It’s definitely possible to keep a race car road legal, you need to make sure that you don’t take out anything that’s compulsory (lights, glass, switchgear) and anything you put in (seat, fuel tank, exhaust) is road approved. There’s also regs about things like height and position of lights which can be failed if you drop the car too much, and you’ll have to pass emissions for an MoT so no lairy engine tuning.

Series like this one and the Ka series seem designed to use pretty much standard cars with only necessary safety mods, should be possible to keep them street legal.
I drove my Clio race car to Brands and then back home at the weekend.
It can be done no problem but it does mean you really need to avoid crashing during the race...

Dblue

2,978 posts

143 months

Tuesday 9th July
quotequote all
LeebeeMac said:
Shame, there was no mention of Paul Blakesley - Complete novice (Pain Sprayer), no track days, no previous racing- Finished 5th in 1st race & 4th in second.
Top driving & well worth a mention in my book!
And of course a Porsche employee which is kind of the point of the series I thought.

Fishy Dave

552 posts

188 months

Wednesday 10th July
quotequote all
Sandpit Steve said:
It’s definitely possible to keep a race car road legal, you need to make sure that you don’t take out anything that’s compulsory (lights, glass, switchgear) and anything you put in (seat, fuel tank, exhaust) is road approved. There’s also regs about things like height and position of lights which can be failed if you drop the car too much, and you’ll have to pass emissions for an MoT so no lairy engine tuning.
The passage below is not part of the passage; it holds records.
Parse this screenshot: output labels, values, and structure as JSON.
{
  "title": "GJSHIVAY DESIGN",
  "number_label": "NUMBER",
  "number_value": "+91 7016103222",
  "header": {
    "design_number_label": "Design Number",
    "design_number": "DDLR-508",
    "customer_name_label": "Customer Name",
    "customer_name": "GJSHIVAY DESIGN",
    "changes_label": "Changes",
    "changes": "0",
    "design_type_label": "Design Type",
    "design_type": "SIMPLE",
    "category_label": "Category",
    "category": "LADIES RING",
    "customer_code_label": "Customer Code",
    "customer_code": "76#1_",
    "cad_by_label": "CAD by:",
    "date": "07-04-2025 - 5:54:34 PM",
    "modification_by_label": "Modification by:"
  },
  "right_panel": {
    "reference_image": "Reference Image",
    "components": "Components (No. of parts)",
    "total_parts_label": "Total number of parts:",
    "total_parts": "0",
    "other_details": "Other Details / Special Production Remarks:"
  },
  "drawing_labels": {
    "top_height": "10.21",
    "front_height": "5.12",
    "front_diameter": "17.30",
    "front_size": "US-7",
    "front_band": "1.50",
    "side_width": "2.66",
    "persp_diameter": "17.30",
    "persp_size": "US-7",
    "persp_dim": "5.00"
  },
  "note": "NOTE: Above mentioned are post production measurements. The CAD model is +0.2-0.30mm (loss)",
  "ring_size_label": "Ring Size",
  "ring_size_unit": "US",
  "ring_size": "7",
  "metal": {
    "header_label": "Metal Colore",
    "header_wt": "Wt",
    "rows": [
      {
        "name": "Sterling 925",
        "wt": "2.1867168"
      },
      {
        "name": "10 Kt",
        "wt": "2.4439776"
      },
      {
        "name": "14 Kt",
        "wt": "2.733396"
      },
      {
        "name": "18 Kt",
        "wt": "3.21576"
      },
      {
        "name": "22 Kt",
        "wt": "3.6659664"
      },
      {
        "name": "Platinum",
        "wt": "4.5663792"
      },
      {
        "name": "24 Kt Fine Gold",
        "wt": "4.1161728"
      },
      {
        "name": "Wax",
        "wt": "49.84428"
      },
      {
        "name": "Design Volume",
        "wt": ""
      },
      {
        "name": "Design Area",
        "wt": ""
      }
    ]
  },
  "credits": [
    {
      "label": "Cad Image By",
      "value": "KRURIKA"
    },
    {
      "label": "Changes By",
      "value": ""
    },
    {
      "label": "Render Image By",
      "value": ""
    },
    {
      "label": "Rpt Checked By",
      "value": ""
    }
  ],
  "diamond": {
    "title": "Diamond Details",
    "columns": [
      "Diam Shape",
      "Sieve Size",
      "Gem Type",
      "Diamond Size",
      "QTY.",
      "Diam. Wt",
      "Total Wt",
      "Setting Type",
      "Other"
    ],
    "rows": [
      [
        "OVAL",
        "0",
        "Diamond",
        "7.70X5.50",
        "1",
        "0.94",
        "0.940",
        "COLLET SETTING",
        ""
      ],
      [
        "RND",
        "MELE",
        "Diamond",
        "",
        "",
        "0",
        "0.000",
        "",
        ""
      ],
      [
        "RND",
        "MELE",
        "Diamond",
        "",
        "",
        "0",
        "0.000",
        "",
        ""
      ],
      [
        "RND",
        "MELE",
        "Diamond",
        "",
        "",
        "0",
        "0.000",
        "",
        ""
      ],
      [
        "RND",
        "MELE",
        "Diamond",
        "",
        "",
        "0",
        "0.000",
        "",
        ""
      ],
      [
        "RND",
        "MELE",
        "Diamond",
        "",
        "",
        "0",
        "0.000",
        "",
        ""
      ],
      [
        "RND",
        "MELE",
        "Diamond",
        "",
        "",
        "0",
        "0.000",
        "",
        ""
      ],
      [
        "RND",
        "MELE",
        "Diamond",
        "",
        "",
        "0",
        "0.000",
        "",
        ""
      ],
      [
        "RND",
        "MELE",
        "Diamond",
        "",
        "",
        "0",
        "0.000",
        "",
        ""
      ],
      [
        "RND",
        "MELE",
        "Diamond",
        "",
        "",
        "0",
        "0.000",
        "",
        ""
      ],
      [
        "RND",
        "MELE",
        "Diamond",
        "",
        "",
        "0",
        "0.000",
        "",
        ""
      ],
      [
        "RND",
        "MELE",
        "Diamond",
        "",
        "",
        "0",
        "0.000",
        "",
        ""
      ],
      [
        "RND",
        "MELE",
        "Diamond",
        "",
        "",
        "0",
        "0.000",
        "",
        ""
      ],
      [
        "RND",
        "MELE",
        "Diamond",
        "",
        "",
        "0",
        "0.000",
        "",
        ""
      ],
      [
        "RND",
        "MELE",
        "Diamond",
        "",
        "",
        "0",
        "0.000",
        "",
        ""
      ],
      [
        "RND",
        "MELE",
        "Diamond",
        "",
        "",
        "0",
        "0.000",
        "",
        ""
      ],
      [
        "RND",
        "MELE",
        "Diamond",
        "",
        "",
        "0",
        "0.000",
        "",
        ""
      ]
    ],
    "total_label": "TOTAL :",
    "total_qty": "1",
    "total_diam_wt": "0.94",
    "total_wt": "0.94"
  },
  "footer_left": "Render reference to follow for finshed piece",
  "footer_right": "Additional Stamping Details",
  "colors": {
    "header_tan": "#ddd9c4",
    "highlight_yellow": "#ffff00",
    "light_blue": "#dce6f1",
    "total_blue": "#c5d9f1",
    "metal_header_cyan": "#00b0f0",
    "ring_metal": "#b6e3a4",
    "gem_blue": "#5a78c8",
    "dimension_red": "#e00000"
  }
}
Series like this one and the Ka series seem designed to use pretty much standard cars with only necessary safety mods, should be possible to keep them street legal.
The CSCC RX-8 Trophy class has cars which must have an MOT, they are in road trim, so comfortable if heavy. I drive mine to work most weeks, good practice. My last four race cars have all been road legal (RX-8, BMW E30, Elise and Caterham), although not all have been comfortable doing so.

Matt Bird

1,078 posts

148 months

PH Reportery Lad

Wednesday 10th July
quotequote all
BFleming said:
As a 986 owner these articles are always a good read.
Question though - presumable having a hardtop fitted makes topside engine access an even more cumbersome affair than normal? Or is this a non-issue on raceday?
Does make it tricky! But thus far it's required nothing on a race day, apart from if scrutineers want to have a look, and the PPS boys are very good at getting it off in no time at all.

Matt Bird

1,078 posts

148 months

PH Reportery Lad

Wednesday 10th July
quotequote all
clubsport said:
I was impressed with a sub 55 secs for a 986, which tyres is this series running?
Pirelli Trofeo R - they contribute quite a lot to that time I reckon!